HUNTINGTON, W.Va. — West Virginia’s share of the bankruptcy settlement for pharmaceutical giant Purdue Pharma will probably be substantially less than West Virginia attorneys who took the company to court were seeking.
It’s becoming more and more clear the settlement funds will be based on a population metric rather than other factors in places hardest hit by the addiction problems created by Oxycontin–one of the company’s biggest products.
Huntington lawyer Mike Woelfel, who also serves as a member of the state Senate, represents Cabell, Wayne, and Fayette counties, three of 3,000 plaintiffs across the country in the lawsuit and voted “no” on using population or the “Denver Formula” to determine settlement amounts.
“Basically the Appalachian counties which have been hit very hard by this and the tribes of Native Americans who have been hard hit by this, there’s got to be some formula and my guess is the population formula will likely carry the day,” Woelfel told MetroNews.
West Virginia Attorney General Patrick Morrisey also voted “no” for the state. He’ll argue for his position at an Aug. 7 confirmation hearing in U.S. Bankruptcy Court in southern New York.

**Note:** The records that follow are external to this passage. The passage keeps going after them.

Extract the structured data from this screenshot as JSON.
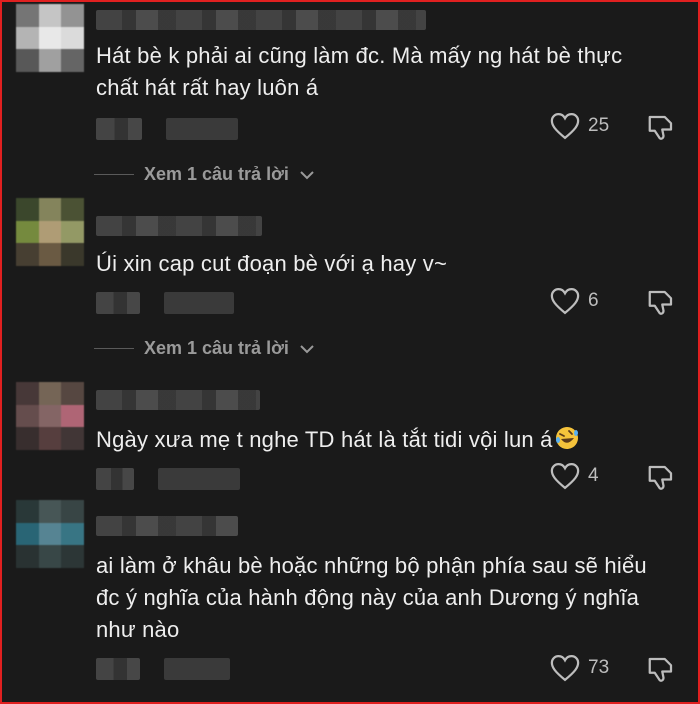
{
  "comments": [
    {
      "text": "Hát bè k phải ai cũng làm đc. Mà mấy ng hát bè thực chất hát rất hay luôn á",
      "likes": "25",
      "replies_label": "Xem 1 câu trả lời"
    },
    {
      "text": "Úi xin cap cut đoạn bè với ạ hay v~",
      "likes": "6",
      "replies_label": "Xem 1 câu trả lời"
    },
    {
      "text": "Ngày xưa mẹ t nghe TD hát là tắt tidi vội lun á",
      "likes": "4",
      "emoji": "rolling-on-floor-laughing-emoji"
    },
    {
      "text": "ai làm ở khâu bè hoặc những bộ phận phía sau sẽ hiểu đc ý nghĩa của hành động này của anh Dương ý nghĩa như nào",
      "likes": "73"
    }
  ],
  "icons": {
    "like": "heart-outline-icon",
    "dislike": "thumbs-down-outline-icon",
    "expand": "chevron-down-icon"
  },
  "colors": {
    "background": "#1a1a1a",
    "border": "#e02020",
    "text": "#eeeeee",
    "muted": "#9a9a9a"
  }
}
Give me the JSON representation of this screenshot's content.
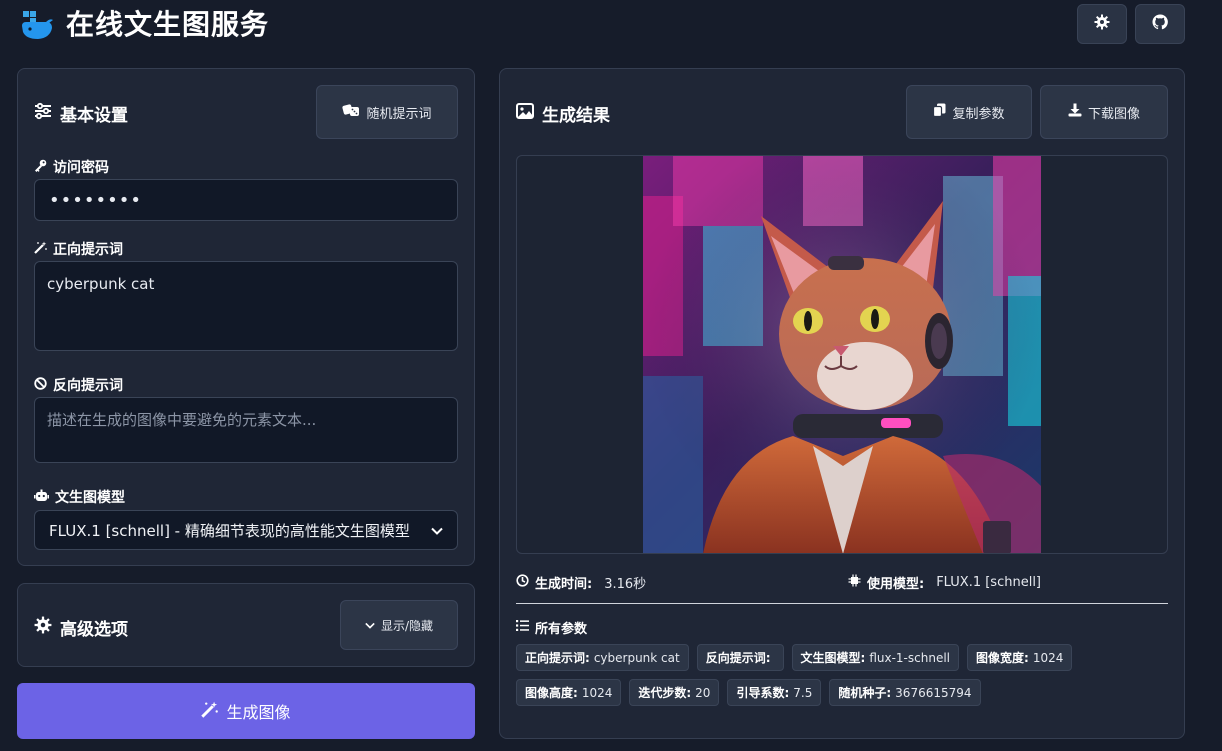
{
  "header": {
    "title": "在线文生图服务",
    "settings_icon": "gear-icon",
    "github_icon": "github-icon"
  },
  "basic": {
    "title": "基本设置",
    "random_prompt_label": "随机提示词",
    "password": {
      "label": "访问密码",
      "value": "••••••••"
    },
    "positive": {
      "label": "正向提示词",
      "value": "cyberpunk cat"
    },
    "negative": {
      "label": "反向提示词",
      "placeholder": "描述在生成的图像中要避免的元素文本..."
    },
    "model": {
      "label": "文生图模型",
      "selected": "FLUX.1 [schnell] - 精确细节表现的高性能文生图模型"
    }
  },
  "advanced": {
    "title": "高级选项",
    "toggle_label": "显示/隐藏"
  },
  "generate_label": "生成图像",
  "result": {
    "title": "生成结果",
    "copy_label": "复制参数",
    "download_label": "下载图像",
    "time_label": "生成时间:",
    "time_value": "3.16秒",
    "model_label": "使用模型:",
    "model_value": "FLUX.1 [schnell]",
    "params_title": "所有参数",
    "params": [
      {
        "key": "正向提示词:",
        "value": "cyberpunk cat"
      },
      {
        "key": "反向提示词:",
        "value": ""
      },
      {
        "key": "文生图模型:",
        "value": "flux-1-schnell"
      },
      {
        "key": "图像宽度:",
        "value": "1024"
      },
      {
        "key": "图像高度:",
        "value": "1024"
      },
      {
        "key": "迭代步数:",
        "value": "20"
      },
      {
        "key": "引导系数:",
        "value": "7.5"
      },
      {
        "key": "随机种子:",
        "value": "3676615794"
      }
    ]
  },
  "colors": {
    "background": "#161c2a",
    "panel": "#1f2636",
    "accent": "#6c63e6"
  }
}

Woelfel said it’s a disappointing development for those who have been battling for the company to pay up for the damage caused by dependence on their products. Counties and cities in West Virginia argue companies like Purdue Pharma were fully aware of what they were doing and the addiction they created enriched their bottom line substantially.
Woelfel estimated the state and various counties and cities would roughly share about $80 million but it could have been five or six times that amount using another metric he supported.
“We could have quadrupled this, a factor of five or six., there are all kinds of estimates out there, but it’s a sizable reduction on what they call the ‘Denver Formula.,'” he explained.
In addition to representing three West Virginia counties in the lawsuit, Woelfel is also one of 17 members on the bankruptcy’s ad-hoc committee. He said the settlement money from Purdue will be filtered through a lot of hands before it gets to those entities who were most adversely impacted by the opioid crisis.
“Certainly there will be experts and professionals who will consume too much of this money before it ever really gets to an abatement plan,” he explained.